*Aim of the task*: Go line by line through the data and copy those with the word "screenshot".

BEGIN Records for this task

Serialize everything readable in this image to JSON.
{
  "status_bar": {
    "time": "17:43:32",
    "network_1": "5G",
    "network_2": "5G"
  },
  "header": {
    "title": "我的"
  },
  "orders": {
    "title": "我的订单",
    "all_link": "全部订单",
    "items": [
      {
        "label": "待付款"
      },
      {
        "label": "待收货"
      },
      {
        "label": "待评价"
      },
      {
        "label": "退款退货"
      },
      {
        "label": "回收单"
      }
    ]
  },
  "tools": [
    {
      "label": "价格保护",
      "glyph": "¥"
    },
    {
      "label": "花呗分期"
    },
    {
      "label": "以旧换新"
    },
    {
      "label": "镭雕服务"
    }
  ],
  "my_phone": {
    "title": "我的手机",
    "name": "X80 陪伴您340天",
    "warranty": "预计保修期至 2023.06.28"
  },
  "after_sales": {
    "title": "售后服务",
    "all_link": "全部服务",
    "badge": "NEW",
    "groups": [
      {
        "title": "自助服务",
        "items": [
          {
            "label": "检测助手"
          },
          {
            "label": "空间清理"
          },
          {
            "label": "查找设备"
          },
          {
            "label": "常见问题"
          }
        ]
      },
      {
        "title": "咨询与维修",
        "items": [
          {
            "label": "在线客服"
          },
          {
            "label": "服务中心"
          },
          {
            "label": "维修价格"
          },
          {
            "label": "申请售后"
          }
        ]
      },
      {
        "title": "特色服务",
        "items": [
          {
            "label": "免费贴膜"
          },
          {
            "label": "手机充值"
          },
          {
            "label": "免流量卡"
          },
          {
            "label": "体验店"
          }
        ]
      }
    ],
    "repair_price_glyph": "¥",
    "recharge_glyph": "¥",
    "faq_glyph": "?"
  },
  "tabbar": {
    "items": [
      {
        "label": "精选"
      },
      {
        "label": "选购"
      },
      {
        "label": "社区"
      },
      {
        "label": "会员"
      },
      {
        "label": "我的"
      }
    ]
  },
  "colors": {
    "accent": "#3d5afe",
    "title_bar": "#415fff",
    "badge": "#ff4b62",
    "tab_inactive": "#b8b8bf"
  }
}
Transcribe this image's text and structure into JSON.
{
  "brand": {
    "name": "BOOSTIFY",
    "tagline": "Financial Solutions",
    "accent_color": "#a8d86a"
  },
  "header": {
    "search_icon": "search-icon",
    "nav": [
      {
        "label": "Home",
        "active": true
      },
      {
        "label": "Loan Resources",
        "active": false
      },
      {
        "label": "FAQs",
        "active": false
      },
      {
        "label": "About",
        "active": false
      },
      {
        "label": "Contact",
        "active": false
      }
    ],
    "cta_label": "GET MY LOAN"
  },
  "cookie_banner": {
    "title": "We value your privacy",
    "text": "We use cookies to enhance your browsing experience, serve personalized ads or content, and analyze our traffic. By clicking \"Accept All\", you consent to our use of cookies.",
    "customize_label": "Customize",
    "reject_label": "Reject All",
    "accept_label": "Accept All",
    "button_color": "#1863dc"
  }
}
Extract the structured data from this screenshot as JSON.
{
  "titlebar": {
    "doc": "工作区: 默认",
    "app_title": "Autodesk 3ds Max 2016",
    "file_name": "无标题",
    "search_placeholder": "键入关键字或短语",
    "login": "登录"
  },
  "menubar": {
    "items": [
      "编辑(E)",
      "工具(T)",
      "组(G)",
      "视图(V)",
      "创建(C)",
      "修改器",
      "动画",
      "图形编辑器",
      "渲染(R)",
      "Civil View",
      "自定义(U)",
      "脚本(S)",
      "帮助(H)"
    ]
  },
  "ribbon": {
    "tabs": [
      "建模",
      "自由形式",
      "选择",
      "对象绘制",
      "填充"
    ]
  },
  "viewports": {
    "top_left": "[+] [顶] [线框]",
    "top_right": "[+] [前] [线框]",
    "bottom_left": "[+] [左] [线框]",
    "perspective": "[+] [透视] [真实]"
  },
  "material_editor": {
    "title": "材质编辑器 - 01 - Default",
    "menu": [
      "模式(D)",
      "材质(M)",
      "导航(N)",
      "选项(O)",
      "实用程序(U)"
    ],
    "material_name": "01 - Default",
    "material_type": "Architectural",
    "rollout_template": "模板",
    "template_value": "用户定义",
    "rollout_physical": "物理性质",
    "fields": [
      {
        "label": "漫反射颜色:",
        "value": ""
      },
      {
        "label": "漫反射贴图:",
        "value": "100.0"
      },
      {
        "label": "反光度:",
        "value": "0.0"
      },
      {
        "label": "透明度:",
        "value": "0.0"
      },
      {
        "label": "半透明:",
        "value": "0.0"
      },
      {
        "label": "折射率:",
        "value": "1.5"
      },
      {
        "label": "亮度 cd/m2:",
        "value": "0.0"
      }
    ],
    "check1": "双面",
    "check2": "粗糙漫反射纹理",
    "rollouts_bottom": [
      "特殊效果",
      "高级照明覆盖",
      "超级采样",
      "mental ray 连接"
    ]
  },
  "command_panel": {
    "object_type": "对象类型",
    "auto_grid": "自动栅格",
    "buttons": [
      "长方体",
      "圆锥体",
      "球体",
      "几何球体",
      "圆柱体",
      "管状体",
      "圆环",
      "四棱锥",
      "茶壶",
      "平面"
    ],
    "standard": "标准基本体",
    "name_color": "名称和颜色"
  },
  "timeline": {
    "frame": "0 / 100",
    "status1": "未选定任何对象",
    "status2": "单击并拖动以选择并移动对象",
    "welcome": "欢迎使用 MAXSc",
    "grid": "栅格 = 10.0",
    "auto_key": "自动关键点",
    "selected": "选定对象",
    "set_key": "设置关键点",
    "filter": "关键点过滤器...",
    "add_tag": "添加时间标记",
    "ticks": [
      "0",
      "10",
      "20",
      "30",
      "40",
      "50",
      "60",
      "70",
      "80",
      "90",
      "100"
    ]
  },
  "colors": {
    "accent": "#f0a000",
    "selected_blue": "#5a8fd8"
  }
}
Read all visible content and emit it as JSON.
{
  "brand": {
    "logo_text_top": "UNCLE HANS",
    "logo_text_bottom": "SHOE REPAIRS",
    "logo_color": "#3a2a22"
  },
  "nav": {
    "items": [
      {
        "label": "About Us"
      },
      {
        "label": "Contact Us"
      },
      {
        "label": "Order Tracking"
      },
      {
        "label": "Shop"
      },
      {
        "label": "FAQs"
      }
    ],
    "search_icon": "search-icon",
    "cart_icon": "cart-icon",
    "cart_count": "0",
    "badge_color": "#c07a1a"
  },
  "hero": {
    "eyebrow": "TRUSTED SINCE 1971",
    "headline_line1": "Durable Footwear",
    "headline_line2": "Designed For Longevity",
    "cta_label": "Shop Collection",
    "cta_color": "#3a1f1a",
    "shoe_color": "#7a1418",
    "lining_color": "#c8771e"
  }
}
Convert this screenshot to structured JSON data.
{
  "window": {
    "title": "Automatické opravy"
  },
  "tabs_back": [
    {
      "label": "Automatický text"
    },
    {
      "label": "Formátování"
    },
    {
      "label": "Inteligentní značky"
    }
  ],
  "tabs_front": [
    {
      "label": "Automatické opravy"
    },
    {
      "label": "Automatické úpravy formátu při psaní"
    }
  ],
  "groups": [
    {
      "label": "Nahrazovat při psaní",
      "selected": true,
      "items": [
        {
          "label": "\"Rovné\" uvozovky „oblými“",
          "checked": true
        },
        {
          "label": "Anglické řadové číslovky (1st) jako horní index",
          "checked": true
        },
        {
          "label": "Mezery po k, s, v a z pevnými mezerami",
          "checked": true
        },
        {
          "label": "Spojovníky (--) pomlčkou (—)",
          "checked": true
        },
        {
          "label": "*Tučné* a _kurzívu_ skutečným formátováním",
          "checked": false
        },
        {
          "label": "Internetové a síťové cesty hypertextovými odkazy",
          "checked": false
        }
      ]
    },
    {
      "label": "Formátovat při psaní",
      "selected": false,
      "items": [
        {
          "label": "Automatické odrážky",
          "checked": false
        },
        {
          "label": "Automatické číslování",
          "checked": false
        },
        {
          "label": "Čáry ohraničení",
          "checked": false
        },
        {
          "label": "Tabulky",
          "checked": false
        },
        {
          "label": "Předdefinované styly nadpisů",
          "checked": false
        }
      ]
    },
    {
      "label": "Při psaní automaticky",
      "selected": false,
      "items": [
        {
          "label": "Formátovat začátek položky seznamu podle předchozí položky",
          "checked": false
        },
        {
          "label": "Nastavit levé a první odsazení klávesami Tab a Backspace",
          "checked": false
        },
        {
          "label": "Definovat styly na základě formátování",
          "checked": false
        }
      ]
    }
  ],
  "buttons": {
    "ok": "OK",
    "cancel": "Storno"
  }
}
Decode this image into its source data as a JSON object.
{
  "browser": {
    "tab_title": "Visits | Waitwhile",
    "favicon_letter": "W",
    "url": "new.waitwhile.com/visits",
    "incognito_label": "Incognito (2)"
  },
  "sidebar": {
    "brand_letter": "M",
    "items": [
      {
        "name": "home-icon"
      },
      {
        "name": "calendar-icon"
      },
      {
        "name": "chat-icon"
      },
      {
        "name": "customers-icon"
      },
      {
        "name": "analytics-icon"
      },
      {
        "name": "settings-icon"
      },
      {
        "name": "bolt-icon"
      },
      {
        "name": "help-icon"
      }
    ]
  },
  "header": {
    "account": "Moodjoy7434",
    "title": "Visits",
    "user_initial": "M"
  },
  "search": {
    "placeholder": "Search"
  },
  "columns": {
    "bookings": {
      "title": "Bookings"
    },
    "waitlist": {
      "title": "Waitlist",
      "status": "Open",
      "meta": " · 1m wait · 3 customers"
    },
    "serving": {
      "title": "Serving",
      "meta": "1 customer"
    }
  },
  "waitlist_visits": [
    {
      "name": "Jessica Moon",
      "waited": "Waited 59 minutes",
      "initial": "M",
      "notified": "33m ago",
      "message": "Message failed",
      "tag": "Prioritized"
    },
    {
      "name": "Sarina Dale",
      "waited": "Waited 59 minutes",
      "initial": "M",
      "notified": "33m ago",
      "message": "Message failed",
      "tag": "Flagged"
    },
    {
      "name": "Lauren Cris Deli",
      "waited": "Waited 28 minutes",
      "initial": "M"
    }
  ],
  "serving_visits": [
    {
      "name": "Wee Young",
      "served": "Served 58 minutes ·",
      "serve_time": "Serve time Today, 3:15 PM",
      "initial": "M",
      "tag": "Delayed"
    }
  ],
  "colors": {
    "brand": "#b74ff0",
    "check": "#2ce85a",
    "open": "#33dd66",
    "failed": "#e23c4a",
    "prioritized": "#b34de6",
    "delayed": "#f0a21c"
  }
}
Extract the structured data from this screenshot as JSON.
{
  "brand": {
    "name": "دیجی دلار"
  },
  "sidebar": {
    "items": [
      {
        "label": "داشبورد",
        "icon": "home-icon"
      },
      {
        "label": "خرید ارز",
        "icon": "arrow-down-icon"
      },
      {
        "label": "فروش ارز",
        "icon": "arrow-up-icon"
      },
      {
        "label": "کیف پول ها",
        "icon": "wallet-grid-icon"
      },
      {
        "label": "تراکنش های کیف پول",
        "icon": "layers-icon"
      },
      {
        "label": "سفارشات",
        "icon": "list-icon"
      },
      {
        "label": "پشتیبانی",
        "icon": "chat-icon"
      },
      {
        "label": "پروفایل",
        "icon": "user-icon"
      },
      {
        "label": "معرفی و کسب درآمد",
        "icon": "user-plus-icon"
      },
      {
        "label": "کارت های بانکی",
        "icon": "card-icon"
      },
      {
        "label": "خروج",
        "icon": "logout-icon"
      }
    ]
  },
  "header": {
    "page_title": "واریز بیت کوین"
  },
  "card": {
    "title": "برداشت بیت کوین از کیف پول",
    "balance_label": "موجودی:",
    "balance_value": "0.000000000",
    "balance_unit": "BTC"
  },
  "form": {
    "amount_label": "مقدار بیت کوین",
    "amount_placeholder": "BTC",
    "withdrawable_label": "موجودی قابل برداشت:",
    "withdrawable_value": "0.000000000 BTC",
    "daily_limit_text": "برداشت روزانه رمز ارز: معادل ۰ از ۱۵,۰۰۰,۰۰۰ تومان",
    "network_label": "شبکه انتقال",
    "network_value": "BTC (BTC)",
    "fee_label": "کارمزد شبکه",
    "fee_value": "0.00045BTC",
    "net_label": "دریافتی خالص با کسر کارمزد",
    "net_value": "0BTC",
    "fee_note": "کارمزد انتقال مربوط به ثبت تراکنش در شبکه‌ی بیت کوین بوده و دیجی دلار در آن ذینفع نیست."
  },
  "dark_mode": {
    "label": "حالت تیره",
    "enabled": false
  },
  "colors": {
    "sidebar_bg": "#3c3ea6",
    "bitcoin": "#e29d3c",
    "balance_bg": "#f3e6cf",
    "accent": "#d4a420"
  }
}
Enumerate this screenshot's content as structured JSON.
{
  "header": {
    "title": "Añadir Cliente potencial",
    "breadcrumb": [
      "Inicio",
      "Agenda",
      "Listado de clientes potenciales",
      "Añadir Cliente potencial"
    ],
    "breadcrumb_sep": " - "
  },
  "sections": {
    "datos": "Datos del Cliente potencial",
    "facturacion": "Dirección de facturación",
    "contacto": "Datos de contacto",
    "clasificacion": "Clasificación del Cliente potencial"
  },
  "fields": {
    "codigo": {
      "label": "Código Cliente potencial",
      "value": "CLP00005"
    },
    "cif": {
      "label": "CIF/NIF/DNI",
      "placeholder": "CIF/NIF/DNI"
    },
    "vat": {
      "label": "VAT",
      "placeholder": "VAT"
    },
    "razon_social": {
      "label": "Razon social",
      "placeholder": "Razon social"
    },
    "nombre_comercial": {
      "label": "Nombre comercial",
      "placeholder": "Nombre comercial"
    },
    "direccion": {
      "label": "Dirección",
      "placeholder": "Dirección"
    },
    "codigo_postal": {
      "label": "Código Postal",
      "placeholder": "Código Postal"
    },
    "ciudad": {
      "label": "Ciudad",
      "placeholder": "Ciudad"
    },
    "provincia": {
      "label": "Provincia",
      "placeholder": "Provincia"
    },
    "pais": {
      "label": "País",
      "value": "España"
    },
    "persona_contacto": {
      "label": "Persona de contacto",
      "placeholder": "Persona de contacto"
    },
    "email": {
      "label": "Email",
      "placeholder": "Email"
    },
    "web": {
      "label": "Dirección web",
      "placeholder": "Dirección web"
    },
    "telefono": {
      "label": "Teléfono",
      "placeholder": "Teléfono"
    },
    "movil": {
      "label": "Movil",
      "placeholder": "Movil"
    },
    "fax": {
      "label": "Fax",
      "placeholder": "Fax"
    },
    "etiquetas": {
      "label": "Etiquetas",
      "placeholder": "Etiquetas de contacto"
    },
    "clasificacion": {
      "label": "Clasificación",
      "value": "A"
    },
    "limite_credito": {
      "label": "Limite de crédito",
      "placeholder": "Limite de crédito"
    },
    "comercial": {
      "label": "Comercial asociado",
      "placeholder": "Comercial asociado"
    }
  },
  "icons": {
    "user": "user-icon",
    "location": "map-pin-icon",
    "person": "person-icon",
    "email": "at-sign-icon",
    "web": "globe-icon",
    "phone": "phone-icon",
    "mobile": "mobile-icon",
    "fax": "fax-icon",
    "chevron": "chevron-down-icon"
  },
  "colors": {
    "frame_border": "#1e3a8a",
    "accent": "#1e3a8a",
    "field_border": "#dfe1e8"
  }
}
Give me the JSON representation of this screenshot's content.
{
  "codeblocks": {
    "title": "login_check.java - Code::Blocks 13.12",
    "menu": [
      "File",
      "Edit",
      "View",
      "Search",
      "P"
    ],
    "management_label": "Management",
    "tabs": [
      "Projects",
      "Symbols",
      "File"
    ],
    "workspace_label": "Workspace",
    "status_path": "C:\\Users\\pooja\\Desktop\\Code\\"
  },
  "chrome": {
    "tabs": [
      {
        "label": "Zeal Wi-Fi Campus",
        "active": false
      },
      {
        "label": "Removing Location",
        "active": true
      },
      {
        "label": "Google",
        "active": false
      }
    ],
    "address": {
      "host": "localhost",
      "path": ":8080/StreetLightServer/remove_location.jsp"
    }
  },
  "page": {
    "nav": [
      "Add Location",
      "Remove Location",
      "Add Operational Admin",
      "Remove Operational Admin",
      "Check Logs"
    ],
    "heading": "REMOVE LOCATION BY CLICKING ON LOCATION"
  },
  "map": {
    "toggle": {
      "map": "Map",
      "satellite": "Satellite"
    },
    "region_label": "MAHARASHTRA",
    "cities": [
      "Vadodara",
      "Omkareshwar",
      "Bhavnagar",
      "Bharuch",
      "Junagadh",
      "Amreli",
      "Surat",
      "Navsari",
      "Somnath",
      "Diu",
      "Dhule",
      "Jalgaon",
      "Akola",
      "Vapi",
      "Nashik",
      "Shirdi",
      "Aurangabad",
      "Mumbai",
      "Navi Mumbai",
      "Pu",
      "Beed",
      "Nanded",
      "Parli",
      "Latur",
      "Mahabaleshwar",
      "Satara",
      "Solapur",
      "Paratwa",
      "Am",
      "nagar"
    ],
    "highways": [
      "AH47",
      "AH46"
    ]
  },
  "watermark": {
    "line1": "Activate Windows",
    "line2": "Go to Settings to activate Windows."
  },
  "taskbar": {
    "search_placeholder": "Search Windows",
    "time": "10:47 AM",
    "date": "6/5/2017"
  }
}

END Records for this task

*Written response*:
Extract the structured data from this screenshot as JSON.
Convert this screenshot to structured JSON data.
Extract the structured data from this screenshot as JSON.
Enumerate this screenshot's content as structured JSON.
Give me the JSON representation of this screenshot's content.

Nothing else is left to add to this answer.